• [DATA PROVIDED]
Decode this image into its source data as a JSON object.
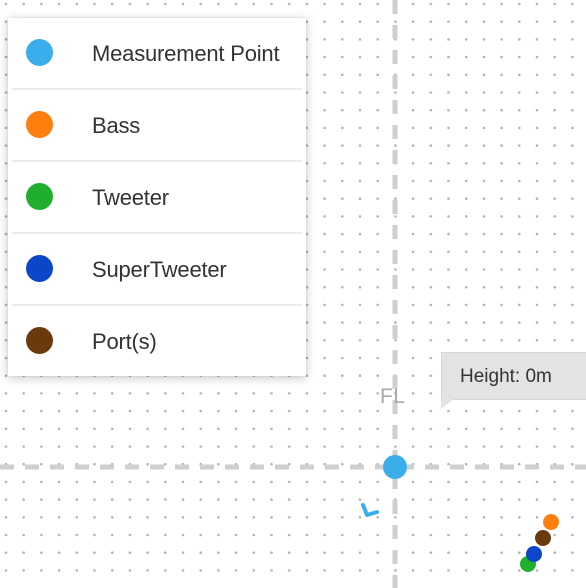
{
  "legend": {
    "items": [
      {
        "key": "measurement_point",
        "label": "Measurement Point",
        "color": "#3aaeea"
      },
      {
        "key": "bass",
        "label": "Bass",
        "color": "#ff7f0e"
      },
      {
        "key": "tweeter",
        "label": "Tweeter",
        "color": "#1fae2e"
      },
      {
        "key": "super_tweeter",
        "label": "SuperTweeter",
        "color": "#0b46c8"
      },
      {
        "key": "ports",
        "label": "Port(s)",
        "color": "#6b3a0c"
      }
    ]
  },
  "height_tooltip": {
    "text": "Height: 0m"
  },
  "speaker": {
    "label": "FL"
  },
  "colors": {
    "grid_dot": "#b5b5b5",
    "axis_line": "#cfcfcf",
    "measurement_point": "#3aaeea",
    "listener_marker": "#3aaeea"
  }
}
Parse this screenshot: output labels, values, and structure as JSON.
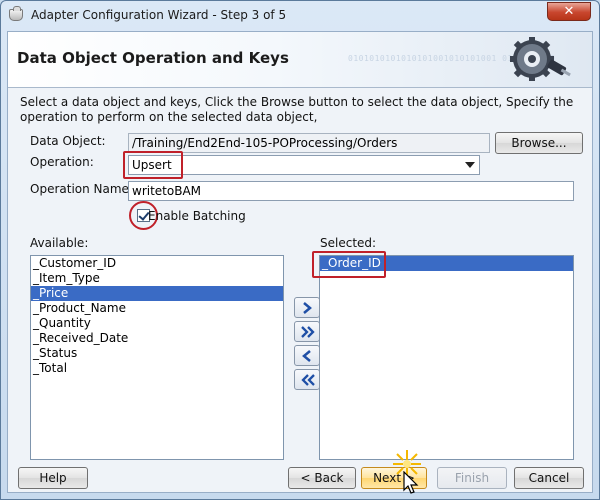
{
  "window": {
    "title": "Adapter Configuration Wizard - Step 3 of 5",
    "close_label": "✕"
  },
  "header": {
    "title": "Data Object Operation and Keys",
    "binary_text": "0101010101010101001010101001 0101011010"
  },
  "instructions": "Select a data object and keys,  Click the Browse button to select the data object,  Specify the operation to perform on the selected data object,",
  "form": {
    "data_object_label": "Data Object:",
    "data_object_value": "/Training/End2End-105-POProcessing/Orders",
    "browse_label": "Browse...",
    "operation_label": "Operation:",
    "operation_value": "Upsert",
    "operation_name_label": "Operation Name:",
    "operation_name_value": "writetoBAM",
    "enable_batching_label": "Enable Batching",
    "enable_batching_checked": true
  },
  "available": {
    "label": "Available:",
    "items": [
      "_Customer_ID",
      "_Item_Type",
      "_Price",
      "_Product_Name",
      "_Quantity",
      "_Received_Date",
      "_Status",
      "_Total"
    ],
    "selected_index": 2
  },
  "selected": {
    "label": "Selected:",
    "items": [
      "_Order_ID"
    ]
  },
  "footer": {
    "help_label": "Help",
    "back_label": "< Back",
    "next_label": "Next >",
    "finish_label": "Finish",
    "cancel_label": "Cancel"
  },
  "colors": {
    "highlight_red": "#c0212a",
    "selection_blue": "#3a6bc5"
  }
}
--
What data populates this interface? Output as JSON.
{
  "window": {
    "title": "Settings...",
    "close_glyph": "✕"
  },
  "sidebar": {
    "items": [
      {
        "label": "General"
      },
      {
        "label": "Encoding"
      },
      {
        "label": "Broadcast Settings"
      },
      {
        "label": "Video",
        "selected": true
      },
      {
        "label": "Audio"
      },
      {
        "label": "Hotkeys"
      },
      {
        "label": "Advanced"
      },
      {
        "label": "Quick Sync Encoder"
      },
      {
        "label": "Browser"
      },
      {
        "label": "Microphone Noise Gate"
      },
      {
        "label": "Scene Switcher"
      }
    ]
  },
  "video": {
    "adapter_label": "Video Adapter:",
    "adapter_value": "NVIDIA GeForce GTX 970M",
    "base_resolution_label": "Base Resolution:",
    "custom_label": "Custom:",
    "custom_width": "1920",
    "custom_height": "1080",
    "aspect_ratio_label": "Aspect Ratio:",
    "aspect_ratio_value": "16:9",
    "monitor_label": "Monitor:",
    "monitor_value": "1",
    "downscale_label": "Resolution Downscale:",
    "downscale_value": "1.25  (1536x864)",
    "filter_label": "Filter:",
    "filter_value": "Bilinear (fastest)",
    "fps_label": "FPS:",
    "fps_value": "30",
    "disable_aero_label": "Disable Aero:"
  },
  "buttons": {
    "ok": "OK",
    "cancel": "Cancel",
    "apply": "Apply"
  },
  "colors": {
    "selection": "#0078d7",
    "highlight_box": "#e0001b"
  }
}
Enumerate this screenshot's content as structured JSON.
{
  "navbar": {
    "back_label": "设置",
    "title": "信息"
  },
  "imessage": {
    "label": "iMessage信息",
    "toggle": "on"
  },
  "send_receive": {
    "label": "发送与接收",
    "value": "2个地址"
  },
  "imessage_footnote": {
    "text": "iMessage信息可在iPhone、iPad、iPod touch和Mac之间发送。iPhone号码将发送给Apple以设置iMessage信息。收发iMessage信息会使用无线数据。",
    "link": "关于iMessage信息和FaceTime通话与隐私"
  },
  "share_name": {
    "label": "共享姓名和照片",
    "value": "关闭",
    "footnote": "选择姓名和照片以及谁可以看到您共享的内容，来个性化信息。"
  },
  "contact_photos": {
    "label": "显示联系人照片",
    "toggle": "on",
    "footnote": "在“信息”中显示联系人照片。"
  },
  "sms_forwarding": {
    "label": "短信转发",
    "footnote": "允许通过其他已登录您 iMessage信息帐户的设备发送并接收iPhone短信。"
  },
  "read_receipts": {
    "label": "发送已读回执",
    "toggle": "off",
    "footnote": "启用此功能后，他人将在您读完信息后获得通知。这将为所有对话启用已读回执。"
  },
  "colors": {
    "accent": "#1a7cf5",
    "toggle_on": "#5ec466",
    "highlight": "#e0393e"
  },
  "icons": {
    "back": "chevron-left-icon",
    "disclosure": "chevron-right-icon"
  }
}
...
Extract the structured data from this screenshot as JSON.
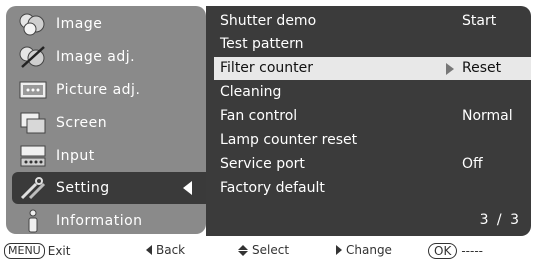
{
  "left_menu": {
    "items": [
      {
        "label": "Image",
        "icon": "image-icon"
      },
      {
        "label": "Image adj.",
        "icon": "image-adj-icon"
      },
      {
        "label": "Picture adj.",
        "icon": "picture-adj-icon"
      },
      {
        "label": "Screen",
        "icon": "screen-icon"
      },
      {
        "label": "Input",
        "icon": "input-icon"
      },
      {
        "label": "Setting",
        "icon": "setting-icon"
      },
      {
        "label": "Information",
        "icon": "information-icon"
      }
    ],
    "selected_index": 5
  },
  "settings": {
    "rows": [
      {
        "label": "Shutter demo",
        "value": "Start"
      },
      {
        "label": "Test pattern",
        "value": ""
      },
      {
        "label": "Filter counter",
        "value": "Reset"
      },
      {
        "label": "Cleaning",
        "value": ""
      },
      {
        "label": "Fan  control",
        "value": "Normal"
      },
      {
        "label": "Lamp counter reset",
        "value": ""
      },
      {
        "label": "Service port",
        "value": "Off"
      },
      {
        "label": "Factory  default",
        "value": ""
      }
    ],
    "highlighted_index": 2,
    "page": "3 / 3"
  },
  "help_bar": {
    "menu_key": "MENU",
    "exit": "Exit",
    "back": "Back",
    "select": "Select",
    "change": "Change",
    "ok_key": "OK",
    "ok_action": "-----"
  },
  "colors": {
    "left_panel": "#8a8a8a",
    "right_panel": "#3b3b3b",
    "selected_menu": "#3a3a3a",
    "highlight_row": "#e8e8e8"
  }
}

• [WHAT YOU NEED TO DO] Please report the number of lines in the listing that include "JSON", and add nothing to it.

• [EXERCISE SOLUTION] 5